In a race that requires running two laps, it's not common to see a disqualification because of a false start. But that's what happened to Glover last spring at the state meet when he stumbled over the starting line just before the pistol sounded to begin the Division I final.
The untimely mishap took place last spring when Glover was running the 400 and 800 for Woodward. He transferred back to Scott at the start of this school year as a result of a family move. He spent his freshman and sophomore years at Scott.
The story of his stumble followed him over to Scott.
“We still tease him about that,” said Scott coach Ernest Carn, who was at last year's state meet in Dayton.
However, Carn is more than pleased to have Glover on his team. Glover ran for Carn as a sophomore and he is the Bulldogs' top man in the 400 and 800.

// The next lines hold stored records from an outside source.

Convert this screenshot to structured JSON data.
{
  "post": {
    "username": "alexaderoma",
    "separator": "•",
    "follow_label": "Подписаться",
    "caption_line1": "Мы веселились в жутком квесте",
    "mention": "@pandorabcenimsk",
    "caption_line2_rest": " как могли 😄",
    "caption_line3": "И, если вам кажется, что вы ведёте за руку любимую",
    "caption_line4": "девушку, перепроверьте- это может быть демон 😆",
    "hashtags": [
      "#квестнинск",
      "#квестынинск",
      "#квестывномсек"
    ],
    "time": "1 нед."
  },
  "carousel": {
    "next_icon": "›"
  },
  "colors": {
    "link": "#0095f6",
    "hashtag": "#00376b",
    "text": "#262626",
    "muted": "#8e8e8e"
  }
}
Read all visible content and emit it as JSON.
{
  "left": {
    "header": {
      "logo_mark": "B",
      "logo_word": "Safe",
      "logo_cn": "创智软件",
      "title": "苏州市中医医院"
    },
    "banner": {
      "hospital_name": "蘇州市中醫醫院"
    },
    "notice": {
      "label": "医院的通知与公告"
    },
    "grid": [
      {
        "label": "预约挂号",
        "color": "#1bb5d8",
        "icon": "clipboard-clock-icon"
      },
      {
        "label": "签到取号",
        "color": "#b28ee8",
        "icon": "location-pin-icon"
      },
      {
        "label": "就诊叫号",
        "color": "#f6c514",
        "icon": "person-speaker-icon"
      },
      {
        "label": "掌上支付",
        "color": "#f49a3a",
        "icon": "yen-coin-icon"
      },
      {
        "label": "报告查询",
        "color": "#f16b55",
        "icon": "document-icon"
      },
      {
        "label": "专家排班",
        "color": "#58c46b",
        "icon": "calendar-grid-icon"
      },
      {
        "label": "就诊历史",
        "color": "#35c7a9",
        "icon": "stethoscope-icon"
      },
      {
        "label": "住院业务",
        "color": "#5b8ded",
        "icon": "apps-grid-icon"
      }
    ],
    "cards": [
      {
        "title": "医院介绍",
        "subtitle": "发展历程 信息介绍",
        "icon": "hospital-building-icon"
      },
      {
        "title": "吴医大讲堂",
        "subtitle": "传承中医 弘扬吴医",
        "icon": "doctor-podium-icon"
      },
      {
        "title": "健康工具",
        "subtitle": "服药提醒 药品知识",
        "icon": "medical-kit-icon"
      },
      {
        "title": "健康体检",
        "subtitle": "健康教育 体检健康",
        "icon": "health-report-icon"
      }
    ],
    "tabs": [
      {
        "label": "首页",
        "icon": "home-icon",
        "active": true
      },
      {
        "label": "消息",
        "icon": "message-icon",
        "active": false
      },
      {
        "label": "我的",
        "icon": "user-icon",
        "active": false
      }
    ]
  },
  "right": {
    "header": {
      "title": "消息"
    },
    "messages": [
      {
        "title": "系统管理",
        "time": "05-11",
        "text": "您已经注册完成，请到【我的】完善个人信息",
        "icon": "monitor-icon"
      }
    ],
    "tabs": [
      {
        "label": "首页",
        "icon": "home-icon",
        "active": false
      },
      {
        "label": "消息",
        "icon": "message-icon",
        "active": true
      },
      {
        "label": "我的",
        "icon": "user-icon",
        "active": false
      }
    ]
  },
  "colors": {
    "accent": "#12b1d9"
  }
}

Glover's season-best time in the 400 is 49.6 while his season-best time in the 800 is 1:59.7. He has won all but one of his 800 races and all but two of his 400 events.
He's a favorite to pull off a sweep of the two races in tonight's City League championships at Bowsher.
“I'm real confident about what I can do and what I should do (in the City League meet),” Glover said. “If I do lose they're really going to have to work hard to beat me.”
Nevertheless, Carn said Glover's expectations are much greater than claiming victory at the City League championships.
“He's confident he'll make it back to state,” Carn said. “There's no doubt in his mind that he will make it back.”
Glover no longer dwells on his past state experience nor is he bothered by the jokes about committing a false-start.
He's looking ahead and plans to conclude his high school track career back at the state meet. This time he intends to complete a race.
“My goal is to get back to state and to compete in the 400 and 800,” Glover said.
Glover considers the 800 the most important. Not standing at the starting line in the 800 state finals a second straight year would be a disappointment.
“If I don't get back to where I was last year that means I didn't work as hard as I did last year,” Glover said.
Glover's personal-record time in the 800 is 1:55.3, which he recorded last season in a regional final in which he finished second to qualify for the state meet. Although he hasn't really come close to topping that, Glover believes he's on the right path.
“I'm not quite where I was this time last year, but I'm still right there,” Glover said. “I know I can make it.”
Carn said the biggest hindrance to Glover's progress may have been not facing enough challenging competition throughout the season.
His most challenging 800 took place a week ago during a meet in Dayton. It included several of the state's top runners. Glover finished fifth, but posted his best time of the season (1:59.7).
The fifth-place finish among a highly competitive group of half-milers didn't ruin Glover's desire to run against stiff competition.
“It was really fun,” Glover said. “It was competitive. I like to run in more races like that.”
The journey back to the state meet will probably entail such races along the way.